Dealers suggested Wednesday’s intervention amounted to about 300-500 billion yen ($3.6-$6 billion), though some reports put it closer to 100 billion yen.

The U.S. dollar was boosted further after an official at Japan’s Ministry of Finance said intervention was not finished. It climbed about 3 percent on the day to more than 85.50 yen, having dropped to a 15-year low of 82.87 yen earlier.

Unlike in previous intervention, the Bank of Japan will not drain the money flowing into the economy as a result of the yen selling, sources familiar with the matter said.

That indicated the central bank plans to use the sold yen as a monetary tool to boost liquidity and support the economy.

Authorities that sell their own currencies to weaken them often issue bills to “sterilize” the funds and keep the excess money from becoming inflationary. In Japan’s case, it wants to promote inflation since the economy has been dogged with deflation for much of the past decade
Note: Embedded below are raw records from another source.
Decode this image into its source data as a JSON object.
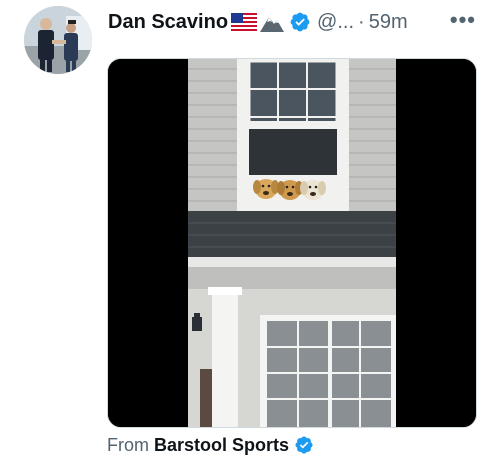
{
  "tweet": {
    "author_name": "Dan Scavino",
    "handle": "@...",
    "separator": "·",
    "time": "59m",
    "more_label": "•••",
    "icons": {
      "flag": "us-flag-icon",
      "mountain": "snow-mountain-icon",
      "verified": "verified-badge-icon",
      "more": "more-options-icon"
    },
    "accent": "#1d9bf0"
  },
  "media": {
    "kind": "video",
    "description_icon": "house-window-dogs-video"
  },
  "attribution": {
    "prefix": "From",
    "source": "Barstool Sports"
  }
}
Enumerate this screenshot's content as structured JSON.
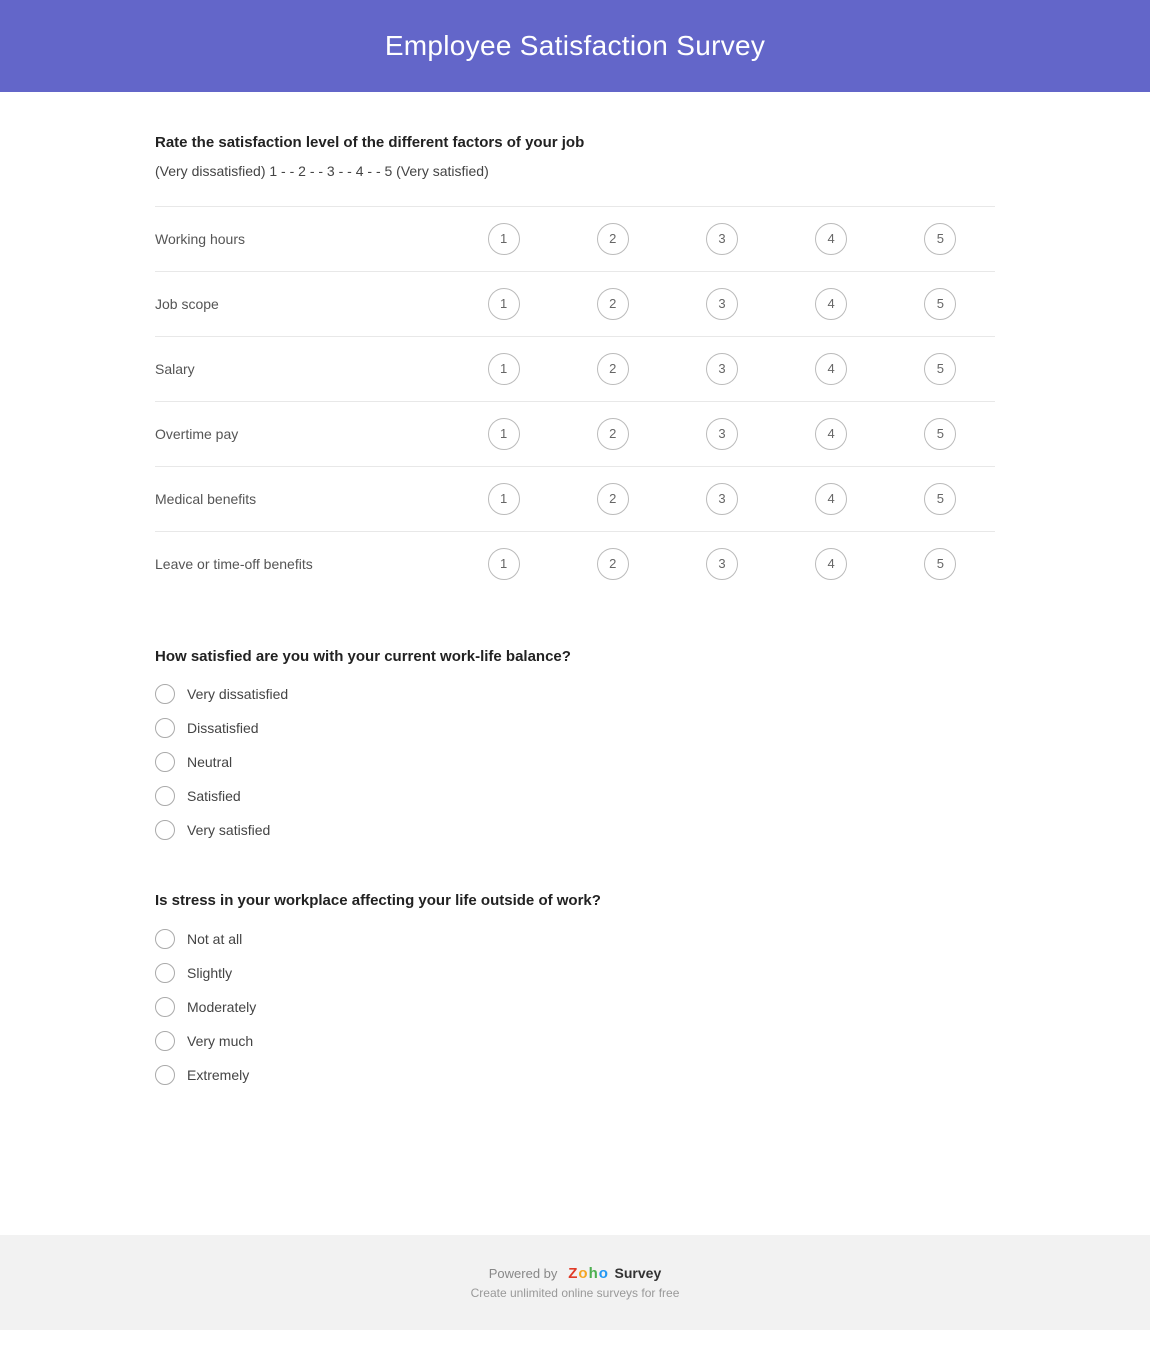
{
  "header": {
    "title": "Employee Satisfaction Survey"
  },
  "section1": {
    "question": "Rate the satisfaction level of the different factors of your job",
    "scale_hint": "(Very dissatisfied) 1 - - 2 - - 3 - - 4 - - 5 (Very satisfied)",
    "rows": [
      {
        "label": "Working hours"
      },
      {
        "label": "Job scope"
      },
      {
        "label": "Salary"
      },
      {
        "label": "Overtime pay"
      },
      {
        "label": "Medical benefits"
      },
      {
        "label": "Leave or time-off benefits"
      }
    ],
    "scale": [
      "1",
      "2",
      "3",
      "4",
      "5"
    ]
  },
  "section2": {
    "question": "How satisfied are you with your current work-life balance?",
    "options": [
      "Very dissatisfied",
      "Dissatisfied",
      "Neutral",
      "Satisfied",
      "Very satisfied"
    ]
  },
  "section3": {
    "question": "Is stress in your workplace affecting your life outside of work?",
    "options": [
      "Not at all",
      "Slightly",
      "Moderately",
      "Very much",
      "Extremely"
    ]
  },
  "footer": {
    "powered_by": "Powered by",
    "brand_z": "Z",
    "brand_o": "o",
    "brand_h": "h",
    "brand_o2": "o",
    "brand_survey": "Survey",
    "sub": "Create unlimited online surveys for free"
  }
}
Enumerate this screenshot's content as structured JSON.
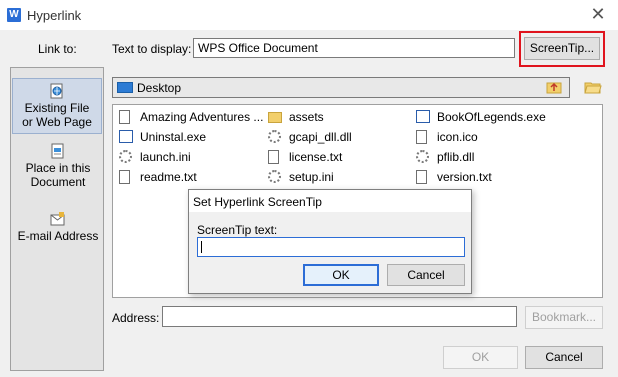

The central bank may follow up with additional steps, such as buying more government debt, economists said.

“SYMPATHY”

Finance Minister Yoshihiko Noda, who will reportedly keep his post after a cabinet reshuffle, indicated Tokyo acted alone on the yen. He said he was in contact with authorities overseas and analysts expected Japan to be spared international criticism.

“Japan will be seen as a special case,” said Simon Flint, global head of foreign exchange research with Nomura in Singapore. “Obviously, its economy has been in significant trouble for a while, stocks have been depressed for some time, export performance relative to the Asian peer group has been very weak,” he said.

“To some degree there will be some sympathy in the rest of the world for Japan’s predicament.”

U.S. officials at the Federal Reserve and the Treasury declined immediate comment.

Analysts doubted whether Kan’s government was ready for a protracted battle with markets similar to the 15-month yen selling spree earlier this decade since that campaign prove ineffective at halting the yen’s strength for long.

WILL THE YEN STOP RISING?

Kan’s government has been trying to talk down the yen as it strengthened beyond 90 per dollar

“The government probably wanted to stamp out those views. But the question is: Will the yen stop rising from here? It’s not clear.”

USD/JPY’s recovery from around the session lows of 85.00 comes as a Japanese government official confirms the MOF/BOJ has intervened in European markets Wednesday

* Japan PM Kan: Intervened in fx because yen reached level where action was needed.

Japan’s Ministry of Finance said intervention was not finished. Japanese news agency Kyodo cited a ministry official saying Japan had intervened in European markets and will intervene in New York trading hours if need be.

www.Intermoney.org – Market Talk

Wednesday. September 15, 2010

UPDATE: 07:25 ET (11:25 GMT)

Create a free website or blog at WordPress.com.